Problem requirements:
Send back all the data below, exactly as given.

Items from a dataset:
==========
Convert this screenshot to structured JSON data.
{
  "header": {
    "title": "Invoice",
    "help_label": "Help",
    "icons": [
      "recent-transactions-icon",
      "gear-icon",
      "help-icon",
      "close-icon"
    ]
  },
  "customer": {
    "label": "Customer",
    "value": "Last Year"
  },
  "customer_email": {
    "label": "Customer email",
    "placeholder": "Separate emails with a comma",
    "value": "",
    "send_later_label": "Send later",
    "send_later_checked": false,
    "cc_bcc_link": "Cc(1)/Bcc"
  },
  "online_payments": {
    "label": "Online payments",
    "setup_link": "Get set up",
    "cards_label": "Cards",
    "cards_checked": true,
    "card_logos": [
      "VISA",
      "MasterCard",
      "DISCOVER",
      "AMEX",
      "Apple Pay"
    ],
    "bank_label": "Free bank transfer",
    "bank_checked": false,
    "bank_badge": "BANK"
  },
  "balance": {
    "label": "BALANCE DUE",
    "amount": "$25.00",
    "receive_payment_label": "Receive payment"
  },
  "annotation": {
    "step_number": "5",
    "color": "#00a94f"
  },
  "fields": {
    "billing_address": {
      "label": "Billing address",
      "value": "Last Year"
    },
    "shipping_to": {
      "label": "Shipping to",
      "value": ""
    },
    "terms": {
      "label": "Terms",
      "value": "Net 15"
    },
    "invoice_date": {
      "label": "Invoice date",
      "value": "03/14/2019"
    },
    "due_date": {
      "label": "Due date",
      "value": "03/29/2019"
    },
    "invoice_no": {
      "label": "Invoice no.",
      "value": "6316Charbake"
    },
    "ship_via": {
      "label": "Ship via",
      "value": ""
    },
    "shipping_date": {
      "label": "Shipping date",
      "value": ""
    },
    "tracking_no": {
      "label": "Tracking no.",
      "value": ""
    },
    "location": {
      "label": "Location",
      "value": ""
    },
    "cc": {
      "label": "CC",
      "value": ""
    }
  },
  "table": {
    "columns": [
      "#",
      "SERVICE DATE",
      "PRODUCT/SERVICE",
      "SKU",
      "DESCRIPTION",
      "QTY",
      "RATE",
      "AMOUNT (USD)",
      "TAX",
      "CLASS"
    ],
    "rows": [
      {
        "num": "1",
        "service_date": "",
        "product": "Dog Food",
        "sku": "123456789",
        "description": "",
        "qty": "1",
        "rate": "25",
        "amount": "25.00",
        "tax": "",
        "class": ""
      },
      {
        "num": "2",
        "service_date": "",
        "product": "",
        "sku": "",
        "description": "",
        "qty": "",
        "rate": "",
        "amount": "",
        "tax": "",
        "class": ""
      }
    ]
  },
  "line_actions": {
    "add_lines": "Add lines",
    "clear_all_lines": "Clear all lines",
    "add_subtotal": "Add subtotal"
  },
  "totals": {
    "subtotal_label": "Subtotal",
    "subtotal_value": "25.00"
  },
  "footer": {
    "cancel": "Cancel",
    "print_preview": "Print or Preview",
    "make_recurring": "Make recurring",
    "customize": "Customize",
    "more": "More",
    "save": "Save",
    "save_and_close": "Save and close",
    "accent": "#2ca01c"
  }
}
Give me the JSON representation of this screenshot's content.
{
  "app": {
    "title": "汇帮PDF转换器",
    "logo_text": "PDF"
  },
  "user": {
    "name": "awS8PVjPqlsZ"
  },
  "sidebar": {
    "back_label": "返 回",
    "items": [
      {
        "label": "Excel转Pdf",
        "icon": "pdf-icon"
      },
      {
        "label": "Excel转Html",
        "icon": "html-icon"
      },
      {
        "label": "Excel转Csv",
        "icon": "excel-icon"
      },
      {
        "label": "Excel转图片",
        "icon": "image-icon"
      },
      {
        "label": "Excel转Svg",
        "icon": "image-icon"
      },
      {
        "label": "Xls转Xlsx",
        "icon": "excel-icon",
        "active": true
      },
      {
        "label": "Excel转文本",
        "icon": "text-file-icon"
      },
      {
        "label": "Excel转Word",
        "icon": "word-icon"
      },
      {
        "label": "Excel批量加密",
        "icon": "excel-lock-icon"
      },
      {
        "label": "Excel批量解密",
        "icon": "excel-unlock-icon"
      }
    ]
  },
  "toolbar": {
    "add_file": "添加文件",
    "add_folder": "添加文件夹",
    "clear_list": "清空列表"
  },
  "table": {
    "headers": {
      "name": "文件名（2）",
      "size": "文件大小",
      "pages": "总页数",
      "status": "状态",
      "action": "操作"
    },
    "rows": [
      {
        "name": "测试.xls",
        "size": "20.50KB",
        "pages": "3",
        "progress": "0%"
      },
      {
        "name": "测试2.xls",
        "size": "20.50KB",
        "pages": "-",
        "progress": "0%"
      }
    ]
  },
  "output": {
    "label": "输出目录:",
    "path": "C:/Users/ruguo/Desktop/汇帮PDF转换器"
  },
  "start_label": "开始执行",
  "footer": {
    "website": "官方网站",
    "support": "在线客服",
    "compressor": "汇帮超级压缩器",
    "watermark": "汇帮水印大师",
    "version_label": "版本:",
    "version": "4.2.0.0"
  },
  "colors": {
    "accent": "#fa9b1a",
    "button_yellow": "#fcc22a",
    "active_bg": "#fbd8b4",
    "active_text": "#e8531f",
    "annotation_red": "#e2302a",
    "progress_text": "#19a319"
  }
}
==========
Your response:
Convert this screenshot to structured JSON data.
{
  "header": {
    "title": "Invoice",
    "help_label": "Help",
    "icons": [
      "recent-transactions-icon",
      "gear-icon",
      "help-icon",
      "close-icon"
    ]
  },
  "customer": {
    "label": "Customer",
    "value": "Last Year"
  },
  "customer_email": {
    "label": "Customer email",
    "placeholder": "Separate emails with a comma",
    "value": "",
    "send_later_label": "Send later",
    "send_later_checked": false,
    "cc_bcc_link": "Cc(1)/Bcc"
  },
  "online_payments": {
    "label": "Online payments",
    "setup_link": "Get set up",
    "cards_label": "Cards",
    "cards_checked": true,
    "card_logos": [
      "VISA",
      "MasterCard",
      "DISCOVER",
      "AMEX",
      "Apple Pay"
    ],
    "bank_label": "Free bank transfer",
    "bank_checked": false,
    "bank_badge": "BANK"
  },
  "balance": {
    "label": "BALANCE DUE",
    "amount": "$25.00",
    "receive_payment_label": "Receive payment"
  },
  "annotation": {
    "step_number": "5",
    "color": "#00a94f"
  },
  "fields": {
    "billing_address": {
      "label": "Billing address",
      "value": "Last Year"
    },
    "shipping_to": {
      "label": "Shipping to",
      "value": ""
    },
    "terms": {
      "label": "Terms",
      "value": "Net 15"
    },
    "invoice_date": {
      "label": "Invoice date",
      "value": "03/14/2019"
    },
    "due_date": {
      "label": "Due date",
      "value": "03/29/2019"
    },
    "invoice_no": {
      "label": "Invoice no.",
      "value": "6316Charbake"
    },
    "ship_via": {
      "label": "Ship via",
      "value": ""
    },
    "shipping_date": {
      "label": "Shipping date",
      "value": ""
    },
    "tracking_no": {
      "label": "Tracking no.",
      "value": ""
    },
    "location": {
      "label": "Location",
      "value": ""
    },
    "cc": {
      "label": "CC",
      "value": ""
    }
  },
  "table": {
    "columns": [
      "#",
      "SERVICE DATE",
      "PRODUCT/SERVICE",
      "SKU",
      "DESCRIPTION",
      "QTY",
      "RATE",
      "AMOUNT (USD)",
      "TAX",
      "CLASS"
    ],
    "rows": [
      {
        "num": "1",
        "service_date": "",
        "product": "Dog Food",
        "sku": "123456789",
        "description": "",
        "qty": "1",
        "rate": "25",
        "amount": "25.00",
        "tax": "",
        "class": ""
      },
      {
        "num": "2",
        "service_date": "",
        "product": "",
        "sku": "",
        "description": "",
        "qty": "",
        "rate": "",
        "amount": "",
        "tax": "",
        "class": ""
      }
    ]
  },
  "line_actions": {
    "add_lines": "Add lines",
    "clear_all_lines": "Clear all lines",
    "add_subtotal": "Add subtotal"
  },
  "totals": {
    "subtotal_label": "Subtotal",
    "subtotal_value": "25.00"
  },
  "footer": {
    "cancel": "Cancel",
    "print_preview": "Print or Preview",
    "make_recurring": "Make recurring",
    "customize": "Customize",
    "more": "More",
    "save": "Save",
    "save_and_close": "Save and close",
    "accent": "#2ca01c"
  }
}
Give me the JSON representation of this screenshot's content.
{
  "app": {
    "title": "汇帮PDF转换器",
    "logo_text": "PDF"
  },
  "user": {
    "name": "awS8PVjPqlsZ"
  },
  "sidebar": {
    "back_label": "返 回",
    "items": [
      {
        "label": "Excel转Pdf",
        "icon": "pdf-icon"
      },
      {
        "label": "Excel转Html",
        "icon": "html-icon"
      },
      {
        "label": "Excel转Csv",
        "icon": "excel-icon"
      },
      {
        "label": "Excel转图片",
        "icon": "image-icon"
      },
      {
        "label": "Excel转Svg",
        "icon": "image-icon"
      },
      {
        "label": "Xls转Xlsx",
        "icon": "excel-icon",
        "active": true
      },
      {
        "label": "Excel转文本",
        "icon": "text-file-icon"
      },
      {
        "label": "Excel转Word",
        "icon": "word-icon"
      },
      {
        "label": "Excel批量加密",
        "icon": "excel-lock-icon"
      },
      {
        "label": "Excel批量解密",
        "icon": "excel-unlock-icon"
      }
    ]
  },
  "toolbar": {
    "add_file": "添加文件",
    "add_folder": "添加文件夹",
    "clear_list": "清空列表"
  },
  "table": {
    "headers": {
      "name": "文件名（2）",
      "size": "文件大小",
      "pages": "总页数",
      "status": "状态",
      "action": "操作"
    },
    "rows": [
      {
        "name": "测试.xls",
        "size": "20.50KB",
        "pages": "3",
        "progress": "0%"
      },
      {
        "name": "测试2.xls",
        "size": "20.50KB",
        "pages": "-",
        "progress": "0%"
      }
    ]
  },
  "output": {
    "label": "输出目录:",
    "path": "C:/Users/ruguo/Desktop/汇帮PDF转换器"
  },
  "start_label": "开始执行",
  "footer": {
    "website": "官方网站",
    "support": "在线客服",
    "compressor": "汇帮超级压缩器",
    "watermark": "汇帮水印大师",
    "version_label": "版本:",
    "version": "4.2.0.0"
  },
  "colors": {
    "accent": "#fa9b1a",
    "button_yellow": "#fcc22a",
    "active_bg": "#fbd8b4",
    "active_text": "#e8531f",
    "annotation_red": "#e2302a",
    "progress_text": "#19a319"
  }
}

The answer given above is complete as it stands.